_The problem_: Tell me how many lines of the entries below include the string "JSON", and give only the number.

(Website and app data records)
────────────────────────────────────────

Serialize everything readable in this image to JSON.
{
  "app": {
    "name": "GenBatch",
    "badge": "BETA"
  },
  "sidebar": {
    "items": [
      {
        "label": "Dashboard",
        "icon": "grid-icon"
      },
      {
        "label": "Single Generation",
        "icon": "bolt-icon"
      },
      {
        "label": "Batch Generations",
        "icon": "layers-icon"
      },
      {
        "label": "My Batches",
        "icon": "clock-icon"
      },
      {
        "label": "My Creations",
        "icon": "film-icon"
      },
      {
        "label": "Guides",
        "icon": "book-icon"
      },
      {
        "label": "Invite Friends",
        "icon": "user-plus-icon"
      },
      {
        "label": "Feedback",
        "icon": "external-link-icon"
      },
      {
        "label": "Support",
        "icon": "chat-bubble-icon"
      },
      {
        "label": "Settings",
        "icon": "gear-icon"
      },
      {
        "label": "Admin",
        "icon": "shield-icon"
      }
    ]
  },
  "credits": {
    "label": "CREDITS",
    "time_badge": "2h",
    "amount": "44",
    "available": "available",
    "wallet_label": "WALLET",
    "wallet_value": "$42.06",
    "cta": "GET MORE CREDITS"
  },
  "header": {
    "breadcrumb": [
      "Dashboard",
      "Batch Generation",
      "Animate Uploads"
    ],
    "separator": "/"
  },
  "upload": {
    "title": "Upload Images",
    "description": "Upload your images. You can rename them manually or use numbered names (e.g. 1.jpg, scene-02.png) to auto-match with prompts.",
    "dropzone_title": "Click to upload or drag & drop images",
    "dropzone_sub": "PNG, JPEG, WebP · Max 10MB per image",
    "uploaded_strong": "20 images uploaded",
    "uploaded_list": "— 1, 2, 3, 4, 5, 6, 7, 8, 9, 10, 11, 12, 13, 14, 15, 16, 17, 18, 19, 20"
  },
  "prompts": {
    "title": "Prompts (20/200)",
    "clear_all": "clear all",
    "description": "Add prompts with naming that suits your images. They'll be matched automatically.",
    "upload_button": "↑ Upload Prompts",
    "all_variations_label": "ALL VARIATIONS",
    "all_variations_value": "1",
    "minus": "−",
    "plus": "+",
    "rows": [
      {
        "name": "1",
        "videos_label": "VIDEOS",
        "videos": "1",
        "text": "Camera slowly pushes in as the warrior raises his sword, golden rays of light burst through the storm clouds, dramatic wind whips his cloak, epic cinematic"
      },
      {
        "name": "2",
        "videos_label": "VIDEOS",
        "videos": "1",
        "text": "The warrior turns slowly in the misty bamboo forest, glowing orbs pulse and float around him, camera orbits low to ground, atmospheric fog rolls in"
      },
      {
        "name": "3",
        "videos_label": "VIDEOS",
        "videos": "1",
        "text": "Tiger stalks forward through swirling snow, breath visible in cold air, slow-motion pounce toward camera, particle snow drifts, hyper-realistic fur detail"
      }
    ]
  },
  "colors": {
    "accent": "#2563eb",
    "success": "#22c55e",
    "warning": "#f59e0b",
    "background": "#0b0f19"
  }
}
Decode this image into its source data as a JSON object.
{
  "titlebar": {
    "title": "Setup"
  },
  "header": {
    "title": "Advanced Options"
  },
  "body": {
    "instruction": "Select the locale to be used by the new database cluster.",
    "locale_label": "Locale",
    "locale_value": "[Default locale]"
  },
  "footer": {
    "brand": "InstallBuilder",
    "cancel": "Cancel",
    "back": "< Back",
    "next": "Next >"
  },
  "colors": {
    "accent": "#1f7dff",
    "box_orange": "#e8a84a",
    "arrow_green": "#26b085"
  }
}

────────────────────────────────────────

_Answer space_: 2